-------- Information supplied --------

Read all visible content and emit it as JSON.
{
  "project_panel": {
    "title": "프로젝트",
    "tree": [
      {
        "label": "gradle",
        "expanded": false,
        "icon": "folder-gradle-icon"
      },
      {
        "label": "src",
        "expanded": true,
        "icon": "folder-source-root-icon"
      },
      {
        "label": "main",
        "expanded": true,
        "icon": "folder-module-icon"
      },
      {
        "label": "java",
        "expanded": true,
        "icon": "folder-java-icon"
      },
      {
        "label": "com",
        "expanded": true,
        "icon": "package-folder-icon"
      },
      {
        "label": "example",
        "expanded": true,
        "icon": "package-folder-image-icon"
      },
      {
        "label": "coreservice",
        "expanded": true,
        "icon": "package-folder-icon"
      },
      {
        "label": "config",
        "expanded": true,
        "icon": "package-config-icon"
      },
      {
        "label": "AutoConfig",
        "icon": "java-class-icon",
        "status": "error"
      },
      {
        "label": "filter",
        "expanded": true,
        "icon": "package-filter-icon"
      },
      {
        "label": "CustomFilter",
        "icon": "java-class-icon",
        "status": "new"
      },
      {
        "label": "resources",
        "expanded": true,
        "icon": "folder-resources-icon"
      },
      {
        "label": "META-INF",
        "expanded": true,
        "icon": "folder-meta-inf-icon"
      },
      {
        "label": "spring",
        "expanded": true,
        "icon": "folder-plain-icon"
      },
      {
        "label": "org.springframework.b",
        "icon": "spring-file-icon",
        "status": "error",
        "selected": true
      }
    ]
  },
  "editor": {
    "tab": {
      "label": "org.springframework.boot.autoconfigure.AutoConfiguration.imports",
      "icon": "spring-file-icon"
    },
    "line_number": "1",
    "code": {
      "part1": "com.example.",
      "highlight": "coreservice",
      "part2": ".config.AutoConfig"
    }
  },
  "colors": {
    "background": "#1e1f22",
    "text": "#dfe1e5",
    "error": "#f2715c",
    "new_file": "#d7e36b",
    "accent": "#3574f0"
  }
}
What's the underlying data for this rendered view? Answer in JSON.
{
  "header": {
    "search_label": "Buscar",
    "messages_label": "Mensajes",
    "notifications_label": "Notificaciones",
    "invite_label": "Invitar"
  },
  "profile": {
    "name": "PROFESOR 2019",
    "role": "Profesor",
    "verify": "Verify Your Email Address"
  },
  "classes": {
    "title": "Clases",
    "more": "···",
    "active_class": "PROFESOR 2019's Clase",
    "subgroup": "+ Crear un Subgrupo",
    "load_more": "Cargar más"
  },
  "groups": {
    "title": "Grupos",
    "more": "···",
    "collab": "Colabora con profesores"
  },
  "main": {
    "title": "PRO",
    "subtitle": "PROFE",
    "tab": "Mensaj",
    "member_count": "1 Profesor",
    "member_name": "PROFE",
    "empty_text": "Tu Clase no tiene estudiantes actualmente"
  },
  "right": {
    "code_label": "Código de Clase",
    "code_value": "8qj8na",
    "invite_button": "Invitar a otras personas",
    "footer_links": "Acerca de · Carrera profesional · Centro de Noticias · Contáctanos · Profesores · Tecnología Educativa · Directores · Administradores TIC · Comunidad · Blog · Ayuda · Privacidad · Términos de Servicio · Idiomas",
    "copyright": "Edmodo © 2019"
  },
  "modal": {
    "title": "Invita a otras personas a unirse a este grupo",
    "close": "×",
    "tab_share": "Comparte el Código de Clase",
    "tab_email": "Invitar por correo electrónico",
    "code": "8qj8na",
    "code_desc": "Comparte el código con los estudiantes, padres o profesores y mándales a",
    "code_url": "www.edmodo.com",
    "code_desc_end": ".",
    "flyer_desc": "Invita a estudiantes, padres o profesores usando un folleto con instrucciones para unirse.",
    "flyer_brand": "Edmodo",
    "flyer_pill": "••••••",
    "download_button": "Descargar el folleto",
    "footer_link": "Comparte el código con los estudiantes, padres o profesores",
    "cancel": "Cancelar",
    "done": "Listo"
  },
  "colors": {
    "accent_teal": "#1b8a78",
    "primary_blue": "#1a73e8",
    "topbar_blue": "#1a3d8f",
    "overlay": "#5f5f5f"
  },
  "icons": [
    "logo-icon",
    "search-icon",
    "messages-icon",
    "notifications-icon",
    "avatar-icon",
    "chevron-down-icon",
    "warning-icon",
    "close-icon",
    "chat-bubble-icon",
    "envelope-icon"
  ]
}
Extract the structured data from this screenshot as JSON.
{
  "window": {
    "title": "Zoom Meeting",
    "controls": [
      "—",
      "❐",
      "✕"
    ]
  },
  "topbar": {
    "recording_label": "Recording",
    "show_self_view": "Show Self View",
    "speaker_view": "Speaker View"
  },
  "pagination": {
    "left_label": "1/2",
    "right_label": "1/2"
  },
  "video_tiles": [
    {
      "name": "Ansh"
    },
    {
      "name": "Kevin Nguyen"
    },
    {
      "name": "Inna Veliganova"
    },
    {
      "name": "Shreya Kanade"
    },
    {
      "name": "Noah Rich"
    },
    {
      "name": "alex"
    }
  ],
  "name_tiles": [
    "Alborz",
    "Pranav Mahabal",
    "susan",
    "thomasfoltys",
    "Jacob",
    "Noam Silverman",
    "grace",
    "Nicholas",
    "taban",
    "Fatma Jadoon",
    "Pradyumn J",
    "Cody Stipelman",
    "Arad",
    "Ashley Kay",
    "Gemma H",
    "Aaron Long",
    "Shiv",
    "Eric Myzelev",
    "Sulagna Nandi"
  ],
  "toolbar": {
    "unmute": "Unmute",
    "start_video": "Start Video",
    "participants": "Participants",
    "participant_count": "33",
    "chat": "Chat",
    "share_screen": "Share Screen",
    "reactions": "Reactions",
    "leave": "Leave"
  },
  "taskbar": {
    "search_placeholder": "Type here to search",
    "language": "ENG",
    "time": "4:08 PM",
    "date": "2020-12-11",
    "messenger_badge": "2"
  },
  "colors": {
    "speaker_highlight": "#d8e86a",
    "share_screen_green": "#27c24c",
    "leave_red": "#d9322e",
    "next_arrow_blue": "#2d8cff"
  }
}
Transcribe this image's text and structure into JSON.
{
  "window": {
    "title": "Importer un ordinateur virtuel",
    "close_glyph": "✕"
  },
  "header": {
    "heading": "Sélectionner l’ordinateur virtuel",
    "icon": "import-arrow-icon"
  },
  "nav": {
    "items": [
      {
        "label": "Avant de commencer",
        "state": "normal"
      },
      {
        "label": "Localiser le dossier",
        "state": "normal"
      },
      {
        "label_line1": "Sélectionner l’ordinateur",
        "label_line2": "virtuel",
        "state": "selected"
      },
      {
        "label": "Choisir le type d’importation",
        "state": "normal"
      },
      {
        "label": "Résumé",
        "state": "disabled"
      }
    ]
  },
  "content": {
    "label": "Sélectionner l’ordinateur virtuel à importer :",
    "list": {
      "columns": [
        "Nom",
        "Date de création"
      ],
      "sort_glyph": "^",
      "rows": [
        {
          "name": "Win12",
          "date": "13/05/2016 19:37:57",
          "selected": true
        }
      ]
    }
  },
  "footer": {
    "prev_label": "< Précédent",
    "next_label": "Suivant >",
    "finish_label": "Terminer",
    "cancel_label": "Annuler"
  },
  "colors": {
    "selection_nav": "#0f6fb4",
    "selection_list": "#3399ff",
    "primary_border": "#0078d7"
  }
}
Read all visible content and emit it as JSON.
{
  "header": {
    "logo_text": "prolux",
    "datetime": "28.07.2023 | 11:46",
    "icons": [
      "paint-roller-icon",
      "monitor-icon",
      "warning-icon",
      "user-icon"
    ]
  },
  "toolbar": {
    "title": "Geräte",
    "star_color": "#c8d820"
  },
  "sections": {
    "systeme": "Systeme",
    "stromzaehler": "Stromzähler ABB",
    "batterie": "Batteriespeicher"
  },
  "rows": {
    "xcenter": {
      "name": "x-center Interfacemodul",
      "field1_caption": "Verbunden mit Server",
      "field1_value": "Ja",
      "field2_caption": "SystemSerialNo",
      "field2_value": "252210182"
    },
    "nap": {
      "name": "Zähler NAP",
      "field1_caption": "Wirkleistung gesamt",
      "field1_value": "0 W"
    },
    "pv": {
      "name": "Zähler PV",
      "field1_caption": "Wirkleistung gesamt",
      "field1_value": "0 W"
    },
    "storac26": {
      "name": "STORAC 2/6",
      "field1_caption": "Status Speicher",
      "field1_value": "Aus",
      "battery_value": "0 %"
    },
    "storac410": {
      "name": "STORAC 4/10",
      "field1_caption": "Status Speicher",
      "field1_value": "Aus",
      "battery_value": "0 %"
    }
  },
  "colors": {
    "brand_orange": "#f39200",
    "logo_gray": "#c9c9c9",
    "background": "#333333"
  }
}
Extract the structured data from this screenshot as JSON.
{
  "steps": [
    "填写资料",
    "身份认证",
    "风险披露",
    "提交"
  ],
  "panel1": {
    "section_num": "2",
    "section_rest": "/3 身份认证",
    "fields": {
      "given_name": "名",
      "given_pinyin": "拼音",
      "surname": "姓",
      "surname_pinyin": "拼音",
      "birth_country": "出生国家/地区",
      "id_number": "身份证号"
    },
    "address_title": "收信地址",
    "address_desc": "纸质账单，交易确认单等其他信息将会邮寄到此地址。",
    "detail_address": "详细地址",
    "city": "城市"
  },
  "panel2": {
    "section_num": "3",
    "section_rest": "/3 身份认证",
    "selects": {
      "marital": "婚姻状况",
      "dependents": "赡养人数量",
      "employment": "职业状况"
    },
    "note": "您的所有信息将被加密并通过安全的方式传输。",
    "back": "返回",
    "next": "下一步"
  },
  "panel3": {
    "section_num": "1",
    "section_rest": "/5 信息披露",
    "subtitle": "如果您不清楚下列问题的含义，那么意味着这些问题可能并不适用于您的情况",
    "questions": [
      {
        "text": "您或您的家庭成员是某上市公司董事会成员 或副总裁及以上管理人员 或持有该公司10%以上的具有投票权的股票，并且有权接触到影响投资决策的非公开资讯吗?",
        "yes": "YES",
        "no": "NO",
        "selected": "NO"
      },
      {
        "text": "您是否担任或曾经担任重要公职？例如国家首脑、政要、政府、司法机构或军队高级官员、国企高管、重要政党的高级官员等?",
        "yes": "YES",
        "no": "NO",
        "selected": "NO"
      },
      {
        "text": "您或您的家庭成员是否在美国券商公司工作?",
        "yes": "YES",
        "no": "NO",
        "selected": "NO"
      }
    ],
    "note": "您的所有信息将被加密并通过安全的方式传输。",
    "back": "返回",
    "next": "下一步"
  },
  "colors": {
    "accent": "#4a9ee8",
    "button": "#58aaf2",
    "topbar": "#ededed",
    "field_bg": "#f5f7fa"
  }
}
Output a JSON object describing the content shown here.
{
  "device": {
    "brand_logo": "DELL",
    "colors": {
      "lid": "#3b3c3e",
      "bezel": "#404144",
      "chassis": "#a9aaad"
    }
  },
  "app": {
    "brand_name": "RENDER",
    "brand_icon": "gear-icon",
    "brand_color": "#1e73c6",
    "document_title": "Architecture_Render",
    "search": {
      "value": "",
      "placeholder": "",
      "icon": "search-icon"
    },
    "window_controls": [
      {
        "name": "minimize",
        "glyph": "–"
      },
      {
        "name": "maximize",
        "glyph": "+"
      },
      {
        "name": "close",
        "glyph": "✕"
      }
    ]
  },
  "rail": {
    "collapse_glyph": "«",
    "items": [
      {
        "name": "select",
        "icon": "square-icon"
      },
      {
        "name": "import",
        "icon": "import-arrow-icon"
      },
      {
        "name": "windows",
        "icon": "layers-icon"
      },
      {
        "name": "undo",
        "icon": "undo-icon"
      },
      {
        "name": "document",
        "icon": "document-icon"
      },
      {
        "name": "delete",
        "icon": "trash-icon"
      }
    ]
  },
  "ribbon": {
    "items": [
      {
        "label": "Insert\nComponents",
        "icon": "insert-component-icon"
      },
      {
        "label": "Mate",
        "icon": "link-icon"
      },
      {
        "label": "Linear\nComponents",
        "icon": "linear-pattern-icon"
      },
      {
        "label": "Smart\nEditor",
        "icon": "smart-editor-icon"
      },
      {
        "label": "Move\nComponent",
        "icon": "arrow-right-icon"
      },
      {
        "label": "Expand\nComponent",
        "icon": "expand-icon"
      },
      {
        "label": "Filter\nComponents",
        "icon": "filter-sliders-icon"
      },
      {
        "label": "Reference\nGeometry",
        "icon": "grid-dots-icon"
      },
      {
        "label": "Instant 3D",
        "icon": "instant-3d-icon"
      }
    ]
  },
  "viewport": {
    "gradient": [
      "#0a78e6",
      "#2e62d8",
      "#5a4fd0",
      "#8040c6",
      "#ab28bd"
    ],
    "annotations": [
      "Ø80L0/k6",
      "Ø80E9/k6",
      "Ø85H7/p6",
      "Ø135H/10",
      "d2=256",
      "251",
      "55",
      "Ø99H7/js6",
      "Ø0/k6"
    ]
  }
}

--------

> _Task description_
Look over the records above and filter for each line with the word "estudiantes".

> _Exercise result_
    "empty_text": "Tu Clase no tiene estudiantes actualmente"
    "code_desc": "Comparte el código con los estudiantes, padres o profesores y mándales a",
    "flyer_desc": "Invita a estudiantes, padres o profesores usando un folleto con instrucciones para unirse.",
    "footer_link": "Comparte el código con los estudiantes, padres o profesores",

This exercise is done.